The Speech

In Minari, the 73-year-old actress portrayed young David’s grandma who leaves South Korea to live with her family on a small farm in Arkansas. Brad Pitt, whose production company Plan B Entertainment produced Minari, presented Youn with the trophy. “Mr. Brad Pitt, finally, nice to meet you!” she laughed. “Where were you while we were filming in Tulsa?” (In interviews after the event, Youn revealed she told Pitt backstage to “provide more money to ‘Minari,’” and she invited him to visit Korea.)

She’s received countless acting awards in her country of origin. However, 2021 was the first time she’d ever attended the Oscars. “Me being here by myself, this I cannot believe I’m here. Okay, let me pull myself together,” she said. 

The beloved actress pointed out she’s heard her name mispronounced numerous times. “Tonight, you are all forgiven,” she joked playfully. Youn went on to thank the Academy and showered praise on Minari director Lee Isaac Chung along with her castmates whom she calls her Minari family. 

In the category, Youn beat the robust talents of Glenn Close (Hillbilly Elegy), Olivia Coleman (The Father), and Amanda Seyfried (Mank), and Maria Bakalova (Borat Subsequent Moviefilm). But Youn wrapped up her speech insisting she doesn’t believe in competition. “How can I win Glenn Close? I’ve been watching her so many performances. All the five nominees, we are all winners for the different movies. We play different role[s], so we cannot compete [with] each other. Tonight, I am here, it’s just I have a little bit of luck, I think, maybe. I am luckier than you. Also maybe it’s American hospitality for the Korean actor? I’m not sure. But anyway, thank you so much.” 


Youn Yuh-jung’s Career 

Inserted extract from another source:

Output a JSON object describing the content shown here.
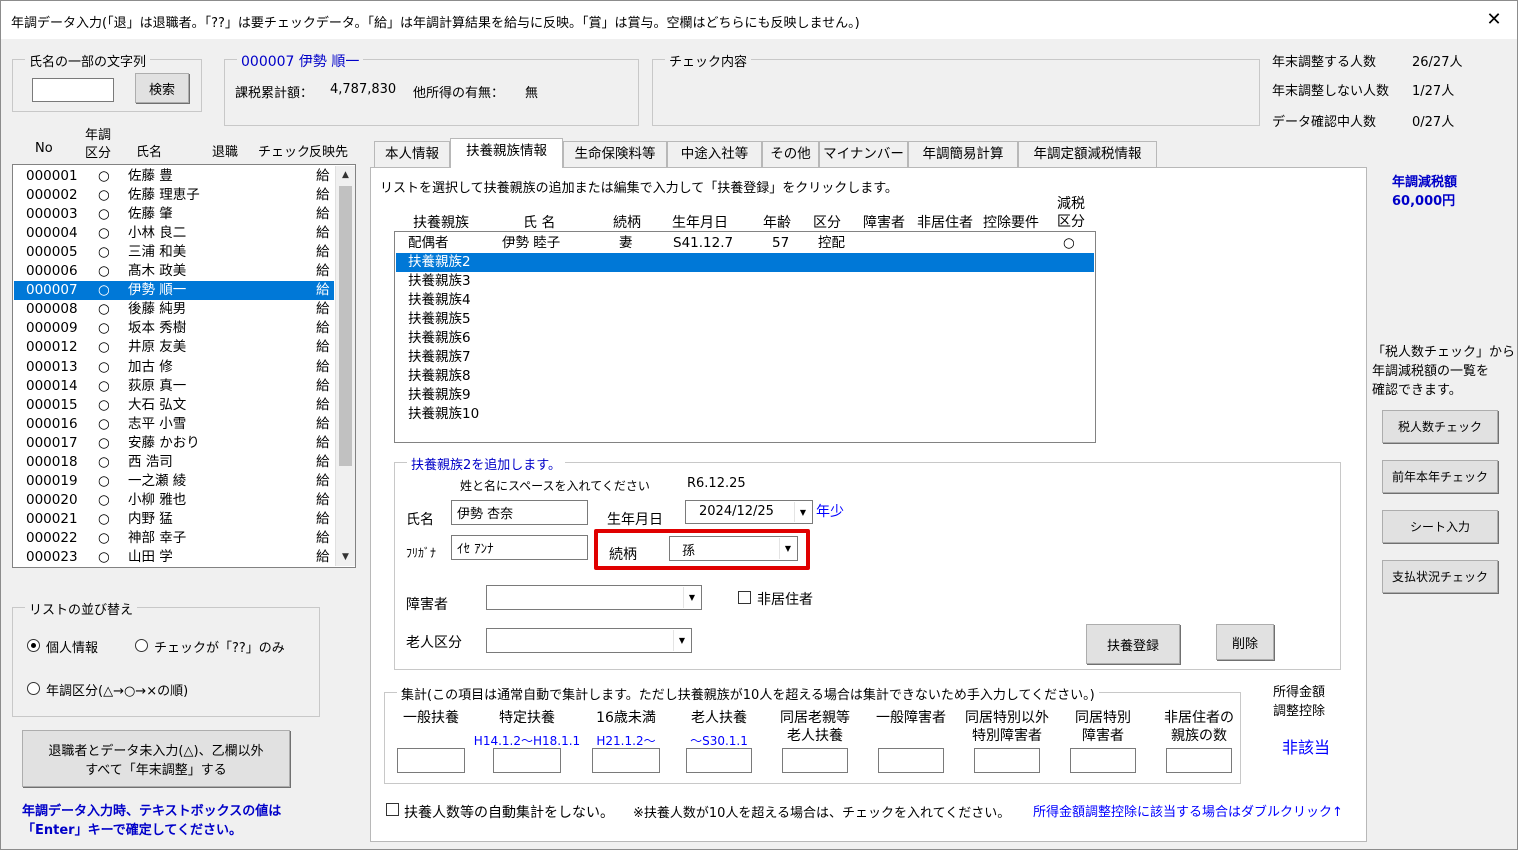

Youn is among the most revered thespians in Korea; some have described her talents along the lines as Meryl Streep. She’s been acting for five decades. In fact, she started at the age of 23 with her screen debut in Kim Ki-young’s Woman of Fire (1971) portraying a country girl-turned-femme fatale. The film was celebrated with Korea’s Blue Dragon Award. 

Putting family before career, Youn retired from acting in the ‘70s to immigrate to Florida with her husband, the prominent singer Jo Young-nam. However, when the couple divorced in the 1980s, Youn struggled to restart her acting career due to the stigma of divorce in South Korea. She needed to work to provide for herself and her two sons. “I was really famous when I was young. Then my fame and my name were banished because I was a divorcee,” Youn recalls. She even refrained from appearing on TV for some time because her divorce was “like a scarlet letter.” Certainly, her eventual comeback shattered conventions as she continued to garner much acclaim in Korean films including The Housemaid (2010), The Taste of Money (2012), and The Bacchus Lady (2016). 

“I like to thank my two boys who make me go out and work,” Youn continued, lifting the Oscar. “Beloved sons, this is the result, because Mommy works hard.” 



With all the accolades coming her way, Youn insists that winning trophies, while lovely, is not the best reward. “Actually, if I get a new project then that’s the real reward.” Besides, the actress admits she does not admire Hollywood. “When some project comes from America, people in Korea think I admire Hollywood. No, I don’t admire Hollywood. The reason I keep coming is because if I come to the states and work, maybe I’m able to see my son one more time. That’s from the bottom of my heart,” she told NBC News.

Youn’s American credits include her portrayal of a maternal convict serving life in Wachawski’s Sense8, and you can catch more of her in the upcoming Apple TV+ series Pachinko